= Problem requirements =
Would you repeat each line below exactly, without the pictures?

--- Recorded data ---

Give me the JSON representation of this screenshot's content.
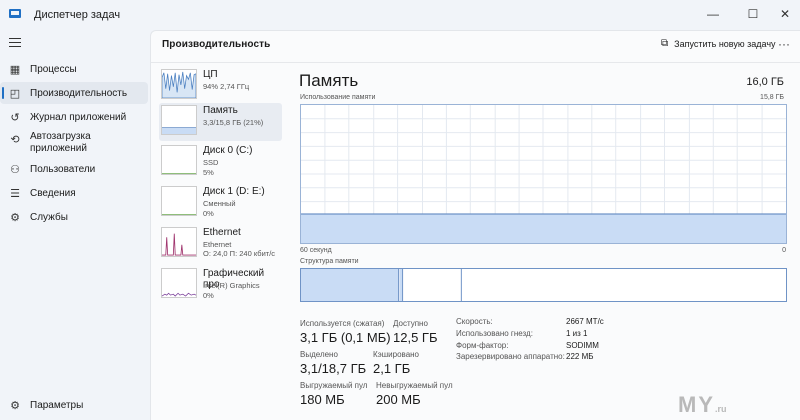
{
  "window": {
    "title": "Диспетчер задач",
    "controls": {
      "minimize": "—",
      "maximize": "☐",
      "close": "✕"
    }
  },
  "sidebar": {
    "items": [
      {
        "icon": "grid-icon",
        "label": "Процессы"
      },
      {
        "icon": "performance-icon",
        "label": "Производительность",
        "active": true
      },
      {
        "icon": "history-icon",
        "label": "Журнал приложений"
      },
      {
        "icon": "startup-icon",
        "label": "Автозагрузка приложений"
      },
      {
        "icon": "users-icon",
        "label": "Пользователи"
      },
      {
        "icon": "list-icon",
        "label": "Сведения"
      },
      {
        "icon": "services-icon",
        "label": "Службы"
      }
    ],
    "settings_label": "Параметры"
  },
  "header": {
    "title": "Производительность",
    "run_task_label": "Запустить новую задачу",
    "more": "···"
  },
  "resources": [
    {
      "name": "ЦП",
      "line1": "94% 2,74 ГГц",
      "line2": ""
    },
    {
      "name": "Память",
      "line1": "3,3/15,8 ГБ (21%)",
      "line2": "",
      "active": true
    },
    {
      "name": "Диск 0 (C:)",
      "line1": "SSD",
      "line2": "5%"
    },
    {
      "name": "Диск 1 (D: E:)",
      "line1": "Сменный",
      "line2": "0%"
    },
    {
      "name": "Ethernet",
      "line1": "Ethernet",
      "line2": "О: 24,0 П: 240 кбит/с"
    },
    {
      "name": "Графический про",
      "line1": "Intel(R) Graphics",
      "line2": "0%"
    }
  ],
  "memory": {
    "title": "Память",
    "total": "16,0 ГБ",
    "usage_label": "Использование памяти",
    "usage_max": "15,8 ГБ",
    "axis_left": "60 секунд",
    "axis_right": "0",
    "usage_fraction": 0.21,
    "structure_label": "Структура памяти",
    "stats": {
      "in_use_label": "Используется (сжатая)",
      "in_use_value": "3,1 ГБ (0,1 МБ)",
      "available_label": "Доступно",
      "available_value": "12,5 ГБ",
      "committed_label": "Выделено",
      "committed_value": "3,1/18,7 ГБ",
      "cached_label": "Кэшировано",
      "cached_value": "2,1 ГБ",
      "paged_label": "Выгружаемый пул",
      "paged_value": "180 МБ",
      "nonpaged_label": "Невыгружаемый пул",
      "nonpaged_value": "200 МБ"
    },
    "details": [
      {
        "label": "Скорость:",
        "value": "2667 МТ/с"
      },
      {
        "label": "Использовано гнезд:",
        "value": "1 из 1"
      },
      {
        "label": "Форм-фактор:",
        "value": "SODIMM"
      },
      {
        "label": "Зарезервировано аппаратно:",
        "value": "222 МБ"
      }
    ]
  },
  "watermark": {
    "main": "MY",
    "suffix": ".ru"
  },
  "colors": {
    "accent": "#1f6fc4",
    "memory_fill": "#c9dcf5",
    "memory_line": "#6f93c6",
    "cpu_fill": "#d8e6f5",
    "ethernet_line": "#a0356e",
    "gpu_line": "#7a3e9a"
  }
}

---

= Task output =
Give me the JSON representation of this screenshot's content.
{
  "window": {
    "title": "Диспетчер задач",
    "controls": {
      "minimize": "—",
      "maximize": "☐",
      "close": "✕"
    }
  },
  "sidebar": {
    "items": [
      {
        "icon": "grid-icon",
        "label": "Процессы"
      },
      {
        "icon": "performance-icon",
        "label": "Производительность",
        "active": true
      },
      {
        "icon": "history-icon",
        "label": "Журнал приложений"
      },
      {
        "icon": "startup-icon",
        "label": "Автозагрузка приложений"
      },
      {
        "icon": "users-icon",
        "label": "Пользователи"
      },
      {
        "icon": "list-icon",
        "label": "Сведения"
      },
      {
        "icon": "services-icon",
        "label": "Службы"
      }
    ],
    "settings_label": "Параметры"
  },
  "header": {
    "title": "Производительность",
    "run_task_label": "Запустить новую задачу",
    "more": "···"
  },
  "resources": [
    {
      "name": "ЦП",
      "line1": "94% 2,74 ГГц",
      "line2": ""
    },
    {
      "name": "Память",
      "line1": "3,3/15,8 ГБ (21%)",
      "line2": "",
      "active": true
    },
    {
      "name": "Диск 0 (C:)",
      "line1": "SSD",
      "line2": "5%"
    },
    {
      "name": "Диск 1 (D: E:)",
      "line1": "Сменный",
      "line2": "0%"
    },
    {
      "name": "Ethernet",
      "line1": "Ethernet",
      "line2": "О: 24,0 П: 240 кбит/с"
    },
    {
      "name": "Графический про",
      "line1": "Intel(R) Graphics",
      "line2": "0%"
    }
  ],
  "memory": {
    "title": "Память",
    "total": "16,0 ГБ",
    "usage_label": "Использование памяти",
    "usage_max": "15,8 ГБ",
    "axis_left": "60 секунд",
    "axis_right": "0",
    "usage_fraction": 0.21,
    "structure_label": "Структура памяти",
    "stats": {
      "in_use_label": "Используется (сжатая)",
      "in_use_value": "3,1 ГБ (0,1 МБ)",
      "available_label": "Доступно",
      "available_value": "12,5 ГБ",
      "committed_label": "Выделено",
      "committed_value": "3,1/18,7 ГБ",
      "cached_label": "Кэшировано",
      "cached_value": "2,1 ГБ",
      "paged_label": "Выгружаемый пул",
      "paged_value": "180 МБ",
      "nonpaged_label": "Невыгружаемый пул",
      "nonpaged_value": "200 МБ"
    },
    "details": [
      {
        "label": "Скорость:",
        "value": "2667 МТ/с"
      },
      {
        "label": "Использовано гнезд:",
        "value": "1 из 1"
      },
      {
        "label": "Форм-фактор:",
        "value": "SODIMM"
      },
      {
        "label": "Зарезервировано аппаратно:",
        "value": "222 МБ"
      }
    ]
  },
  "watermark": {
    "main": "MY",
    "suffix": ".ru"
  },
  "colors": {
    "accent": "#1f6fc4",
    "memory_fill": "#c9dcf5",
    "memory_line": "#6f93c6",
    "cpu_fill": "#d8e6f5",
    "ethernet_line": "#a0356e",
    "gpu_line": "#7a3e9a"
  }
}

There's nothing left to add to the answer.